  • Sa’i
    One of the integral rites of Hajj and Umrah, this practice comes from our mother Hajar (AS), when she paced between the hills of Safa and Marwa, in search of water for her baby Ismail (AS). The literal meaning of Sa’i is: to walk, strive or pursue.
  • Ramy al-Jamarat
    The stoning of the pillars at Mina represents the trials of Ibrahim (AS). On the day he resolved to offer his son in sacrifice to Allah (SWT), he stoned the devil when he tried to tempt them from their devotion.
  • Arafah
    The Day of Arafah is the climax of Hajj when pilgrims go at sunrise to the Plain of Arafat and spend the day there in worship. Also known as Jabal ar-Rahman – the Mount of Mercy, Mount Arafat is where Ibrahim (AS) was prepared to offer his son Ismail (AS) as a sacrifice to Allah (SWT). In His mercy, Allah (SWT) sent a ram to be substituted in place of Ismail (AS). Mount Arafat is also the place where our beloved Prophet Muhammad (ﷺ) gave his last sermon.
  • Udhiya/Qurbani
    Offering an animal sacrifice is one of the final rites of Hajj. It re-enacts Prophet Ibrahim’s (AS) willingness to sacrifice his son Ismail (AS); as well as Ismail’s (AS) willingness to offer his life in sacrifice to Allah (SWT). Muslims who are not on the Hajj pilgrimage also offer Qurbani during Eid ul-Adha every year.
  • Circumambulation of the Kaba
    We have no way of knowing where the practice of circling the Kaba comes from, but based on early sources, we know that Ibrahim (AS) and Ismail (AS) did so after they built the Kaba and performed the first Hajj as commanded by Allah (SWT).

The Manifold Benefits

Hajj is a Fard – obligatory for all able Muslims who have the means to perform it. The manifold spiritual and tangible benefits of Hajj can neither be known nor counted. But we’ve listed some of the most obvious ones for reflection below:

  • A Life-Changing Journey
    Who doesn’t love travelling to exotic locations to be enriched by awe-inspiring experiences? Mecca is the most sacred place on earth. And the pilgrimage rites of Hajj, performed at sites revered for their spiritual potency, pack life-altering power for believers.
  • A Way to Give Thanks
    The highest form of Shukr – showing gratitude to Allah (SWT) is through our actions.

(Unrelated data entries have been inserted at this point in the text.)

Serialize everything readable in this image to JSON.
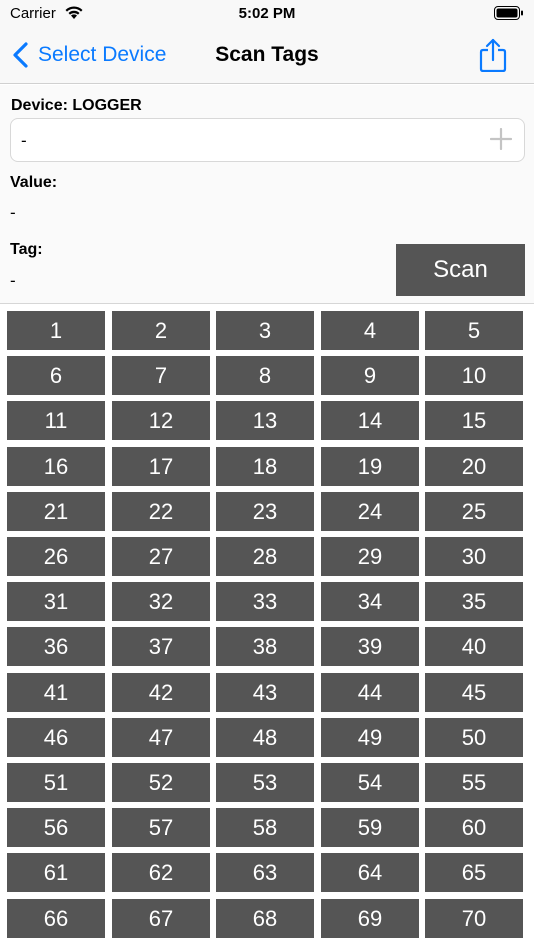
{
  "status_bar": {
    "carrier": "Carrier",
    "time": "5:02 PM",
    "wifi_icon": "wifi-icon",
    "battery_icon": "battery-icon"
  },
  "nav": {
    "back_label": "Select Device",
    "title": "Scan Tags",
    "share_icon": "share-icon",
    "accent_color": "#0a7aff"
  },
  "form": {
    "device_label": "Device: LOGGER",
    "device_value": "-",
    "add_icon": "plus-icon",
    "value_label": "Value:",
    "value_value": "-",
    "tag_label": "Tag:",
    "tag_value": "-",
    "scan_label": "Scan"
  },
  "tag_buttons": [
    "1",
    "2",
    "3",
    "4",
    "5",
    "6",
    "7",
    "8",
    "9",
    "10",
    "11",
    "12",
    "13",
    "14",
    "15",
    "16",
    "17",
    "18",
    "19",
    "20",
    "21",
    "22",
    "23",
    "24",
    "25",
    "26",
    "27",
    "28",
    "29",
    "30",
    "31",
    "32",
    "33",
    "34",
    "35",
    "36",
    "37",
    "38",
    "39",
    "40",
    "41",
    "42",
    "43",
    "44",
    "45",
    "46",
    "47",
    "48",
    "49",
    "50",
    "51",
    "52",
    "53",
    "54",
    "55",
    "56",
    "57",
    "58",
    "59",
    "60",
    "61",
    "62",
    "63",
    "64",
    "65",
    "66",
    "67",
    "68",
    "69",
    "70"
  ],
  "colors": {
    "button_bg": "#555555",
    "button_text": "#ffffff"
  }
}
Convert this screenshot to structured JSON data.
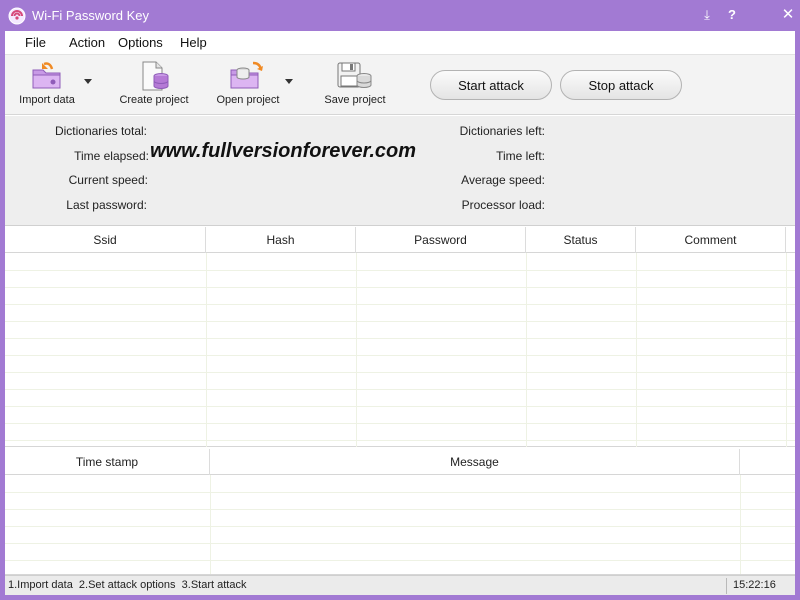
{
  "window": {
    "title": "Wi-Fi Password Key"
  },
  "titlebar_buttons": {
    "minimize": "⤓",
    "help": "?",
    "close": "✕"
  },
  "menu": [
    "File",
    "Action",
    "Options",
    "Help"
  ],
  "toolbar": {
    "import_data": "Import data",
    "create_project": "Create project",
    "open_project": "Open project",
    "save_project": "Save project",
    "start_attack": "Start attack",
    "stop_attack": "Stop attack"
  },
  "stats": {
    "dictionaries_total": "Dictionaries total:",
    "time_elapsed": "Time elapsed:",
    "current_speed": "Current speed:",
    "last_password": "Last password:",
    "dictionaries_left": "Dictionaries left:",
    "time_left": "Time left:",
    "average_speed": "Average speed:",
    "processor_load": "Processor load:",
    "watermark": "www.fullversionforever.com"
  },
  "results_table": {
    "columns": [
      "Ssid",
      "Hash",
      "Password",
      "Status",
      "Comment"
    ]
  },
  "log_table": {
    "columns": [
      "Time stamp",
      "Message"
    ]
  },
  "statusbar": {
    "steps": "1.Import data  2.Set attack options  3.Start attack",
    "time": "15:22:16"
  },
  "colors": {
    "frame": "#a27ad3",
    "accent_orange": "#f08a24",
    "accent_purple": "#b57ad6"
  }
}
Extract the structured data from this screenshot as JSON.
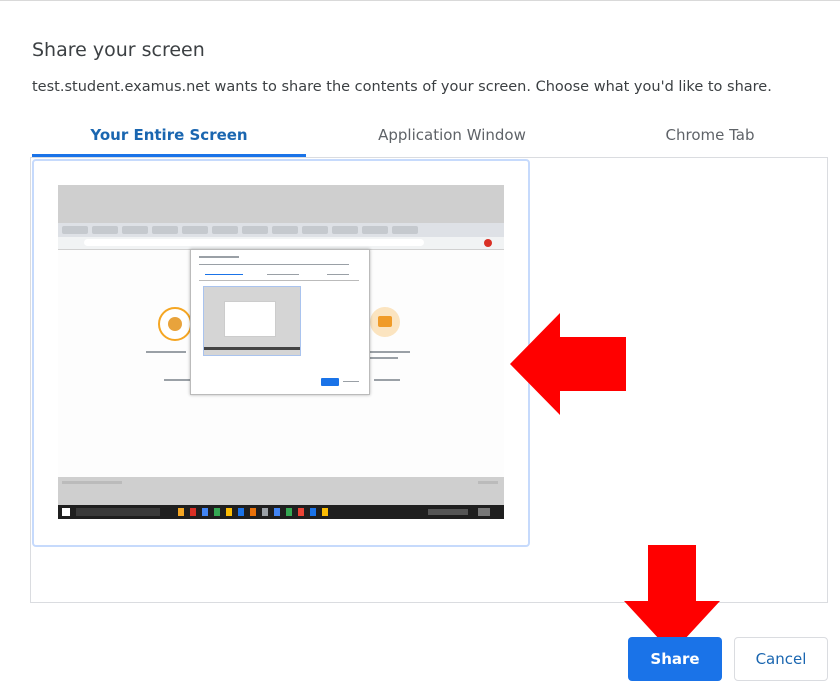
{
  "dialog": {
    "title": "Share your screen",
    "description": "test.student.examus.net wants to share the contents of your screen. Choose what you'd like to share."
  },
  "tabs": [
    {
      "label": "Your Entire Screen",
      "active": true
    },
    {
      "label": "Application Window",
      "active": false
    },
    {
      "label": "Chrome Tab",
      "active": false
    }
  ],
  "buttons": {
    "share_label": "Share",
    "cancel_label": "Cancel"
  },
  "colors": {
    "accent": "#1a73e8",
    "arrow": "#ff0000"
  },
  "annotations": [
    {
      "icon": "red-arrow-left-icon"
    },
    {
      "icon": "red-arrow-down-icon"
    }
  ]
}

Performing Hajj, which is physically and financially challenging, is a way for us to express gratitude to Allah (SWT) for blessing us with the health and wealth we need for this journey.
  • A Means for Spiritual Cultivation
    The first rite of Hajj is Ihram – dressing in the pilgrim’s garb of two, seamless white sheets for men, and plain, modest clothing for women. It represents a spiritual consecration that pilgrims enter, by removing their worldly clothes and possessions. In their state of Ihram, pilgrims must avoid:

    – Harming any living thing
    – Having intimate relations with their spouses
    – Cutting their hair and nails
    – Using perfume
    In this way, Hajj is a way for pilgrims to practice patience, self-restraint, and endurance, since performing the rites in the Arabian heat is often demanding.
  • A Way to Revive the Unity of the Muslim Ummah
    During Hajj and Umrah, Muslims from all walks of life, who travel from all corners of the earth worship side by side at the sacred house of Allah (SWT).

Did you find these facts useful? Download our Hajj Quiz and test your knowledge.

Download the Hajj Quiz

Check out our other resources for Eid ul-Adha and Qurbani below. Share them with your family and friends to spread knowledge and benefits this month.

The Story of Qurbani Believe in barakah Dhul Hijjah 2024

If you are offering Qurbani, find out why our donors trust us to carry out their sacrifice each year.

Qurbani With Confidence Back to Latest News